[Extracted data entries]

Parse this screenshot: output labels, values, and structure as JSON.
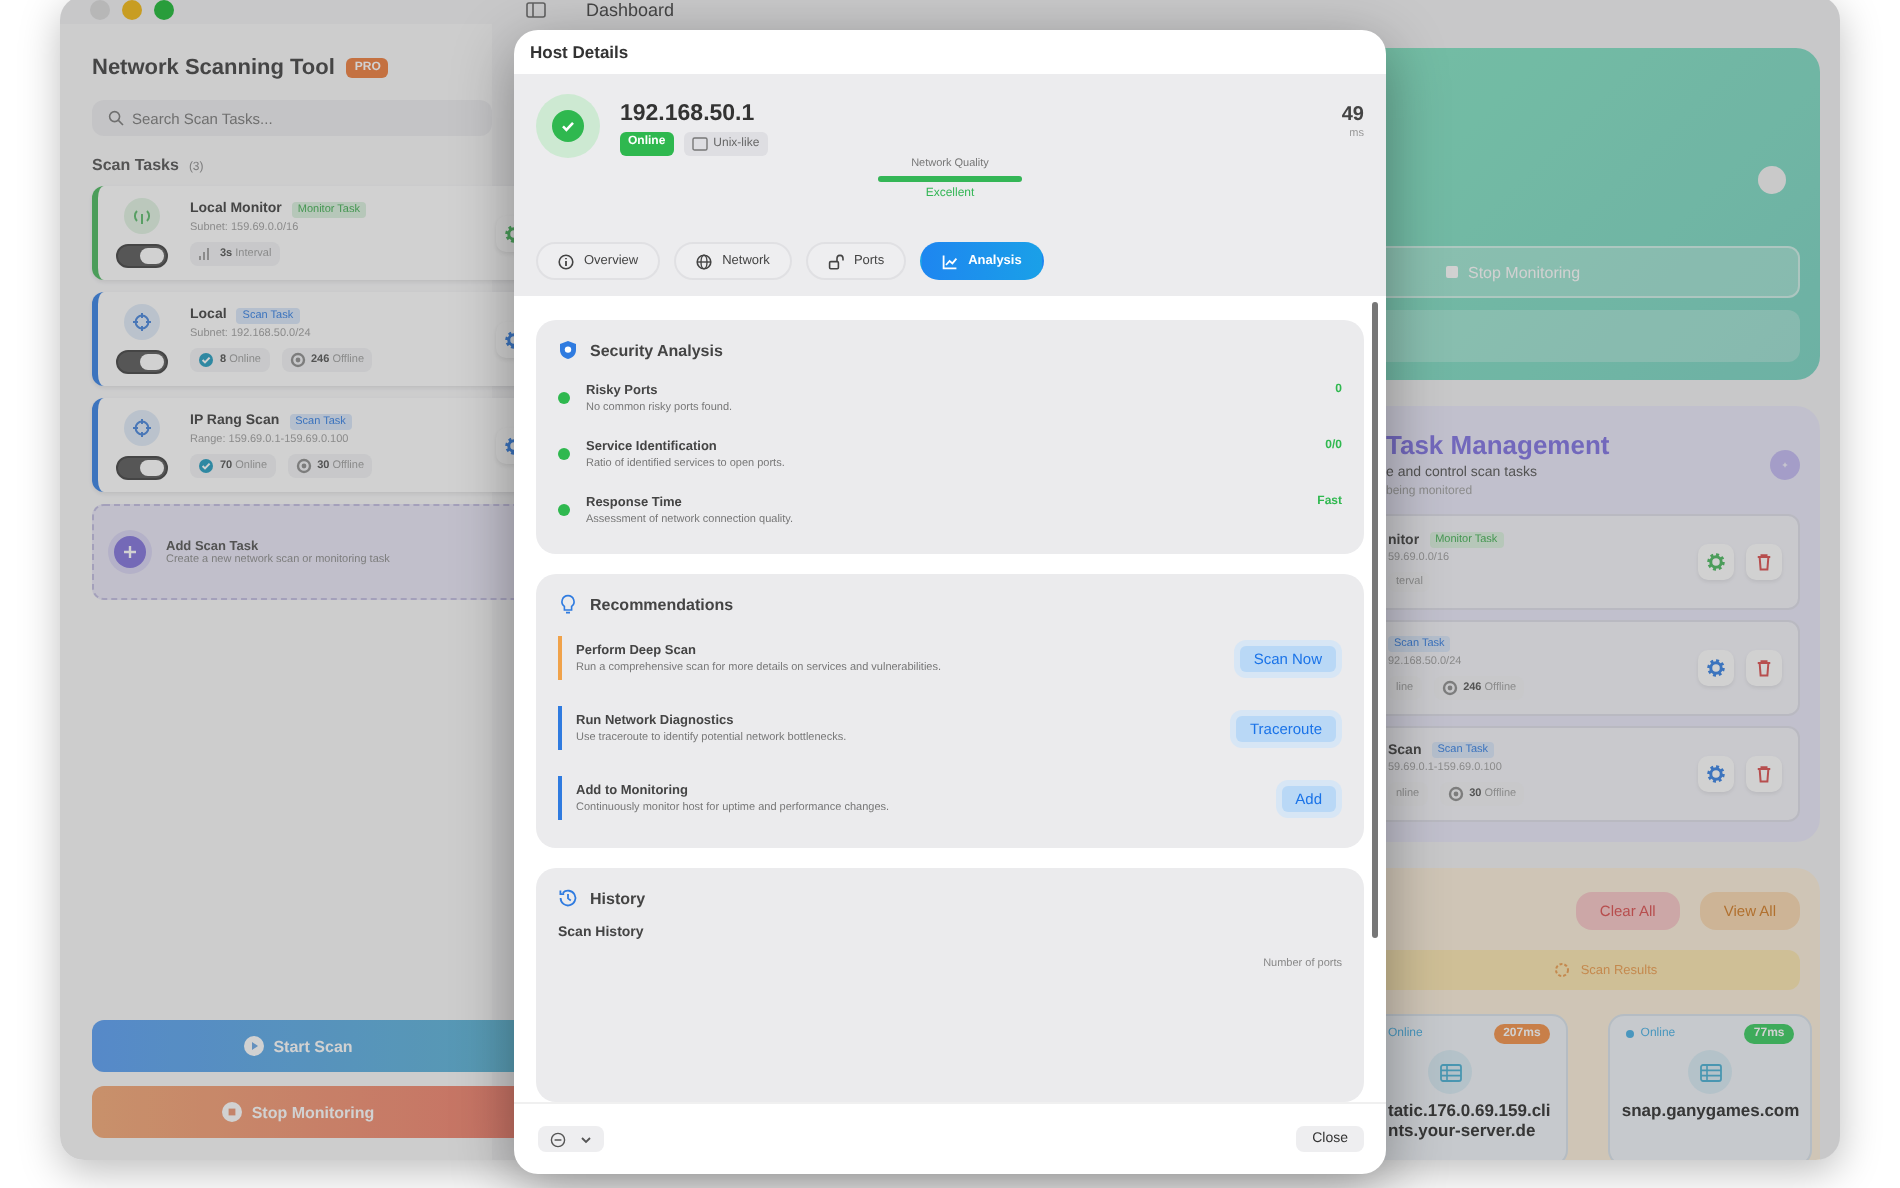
{
  "window": {
    "title": "Dashboard"
  },
  "sidebar": {
    "app_name": "Network Scanning Tool",
    "badge": "PRO",
    "search": {
      "placeholder": "Search Scan Tasks..."
    },
    "section_title": "Scan Tasks",
    "count": "(3)",
    "tasks": [
      {
        "kind": "monitor",
        "name": "Local Monitor",
        "tag": "Monitor Task",
        "detail": "Subnet: 159.69.0.0/16",
        "on": true,
        "stats": [
          {
            "kind": "interval",
            "value": "3s",
            "label": "Interval"
          }
        ]
      },
      {
        "kind": "scan",
        "name": "Local",
        "tag": "Scan Task",
        "detail": "Subnet: 192.168.50.0/24",
        "on": true,
        "stats": [
          {
            "kind": "online",
            "value": "8",
            "label": "Online"
          },
          {
            "kind": "offline",
            "value": "246",
            "label": "Offline"
          }
        ]
      },
      {
        "kind": "scan",
        "name": "IP Rang Scan",
        "tag": "Scan Task",
        "detail": "Range: 159.69.0.1-159.69.0.100",
        "on": true,
        "stats": [
          {
            "kind": "online",
            "value": "70",
            "label": "Online"
          },
          {
            "kind": "offline",
            "value": "30",
            "label": "Offline"
          }
        ]
      }
    ],
    "add_task": {
      "title": "Add Scan Task",
      "subtitle": "Create a new network scan or monitoring task"
    },
    "buttons": [
      {
        "kind": "start",
        "label": "Start Scan"
      },
      {
        "kind": "stop",
        "label": "Stop Monitoring"
      }
    ]
  },
  "monitor_card": {
    "stop_button": "Stop Monitoring"
  },
  "task_management": {
    "title": "Task Management",
    "subtitle": "e and control scan tasks",
    "note": "being monitored",
    "tasks": [
      {
        "kind": "monitor",
        "name": "nitor",
        "tag": "Monitor Task",
        "detail": "59.69.0.0/16",
        "stats": [
          {
            "kind": "interval",
            "label": "terval"
          }
        ]
      },
      {
        "kind": "scan",
        "tag": "Scan Task",
        "detail": "92.168.50.0/24",
        "stats": [
          {
            "kind": "online",
            "label": "line"
          },
          {
            "kind": "offline",
            "value": "246",
            "label": "Offline"
          }
        ]
      },
      {
        "kind": "scan",
        "name": "Scan",
        "tag": "Scan Task",
        "detail": "59.69.0.1-159.69.0.100",
        "stats": [
          {
            "kind": "online",
            "label": "nline"
          },
          {
            "kind": "offline",
            "value": "30",
            "label": "Offline"
          }
        ]
      }
    ]
  },
  "results": {
    "buttons": [
      {
        "kind": "clear",
        "label": "Clear All"
      },
      {
        "kind": "view",
        "label": "View All"
      }
    ],
    "banner": "Scan Results",
    "hosts": [
      {
        "status": "Online",
        "latency": "207ms",
        "color": "#c8804a",
        "name_lines": [
          "tatic.176.0.69.159.cli",
          "nts.your-server.de"
        ]
      },
      {
        "status": "Online",
        "latency": "77ms",
        "color": "#3eab5c",
        "name_lines": [
          "snap.ganygames.com"
        ]
      }
    ]
  },
  "modal": {
    "title": "Host Details",
    "host": {
      "ip": "192.168.50.1",
      "online": true,
      "status": "Online",
      "os": "Unix-like",
      "latency": "49",
      "latency_unit": "ms"
    },
    "quality": {
      "label": "Network Quality",
      "level": 1,
      "rating": "Excellent"
    },
    "tabs": [
      {
        "label": "Overview",
        "selected": false
      },
      {
        "label": "Network",
        "selected": false
      },
      {
        "label": "Ports",
        "selected": false
      },
      {
        "label": "Analysis",
        "selected": true
      }
    ],
    "security": {
      "title": "Security Analysis",
      "items": [
        {
          "title": "Risky Ports",
          "description": "No common risky ports found.",
          "value": "0"
        },
        {
          "title": "Service Identification",
          "description": "Ratio of identified services to open ports.",
          "value": "0/0"
        },
        {
          "title": "Response Time",
          "description": "Assessment of network connection quality.",
          "value": "Fast"
        }
      ]
    },
    "recommendations": {
      "title": "Recommendations",
      "items": [
        {
          "title": "Perform Deep Scan",
          "description": "Run a comprehensive scan for more details on services and vulnerabilities.",
          "action": "Scan Now",
          "color": "#f0a24a"
        },
        {
          "title": "Run Network Diagnostics",
          "description": "Use traceroute to identify potential network bottlenecks.",
          "action": "Traceroute",
          "color": "#2f7be0"
        },
        {
          "title": "Add to Monitoring",
          "description": "Continuously monitor host for uptime and performance changes.",
          "action": "Add",
          "color": "#2f7be0"
        }
      ]
    },
    "history": {
      "title": "History",
      "subtitle": "Scan History",
      "axis_label": "Number of ports"
    },
    "footer": {
      "close": "Close"
    }
  }
}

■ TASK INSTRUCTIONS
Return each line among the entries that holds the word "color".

■ SOLUTION TO THIS EXERCISE
        "color": "#c8804a",
        "color": "#3eab5c",
          "color": "#f0a24a"
          "color": "#2f7be0"
          "color": "#2f7be0"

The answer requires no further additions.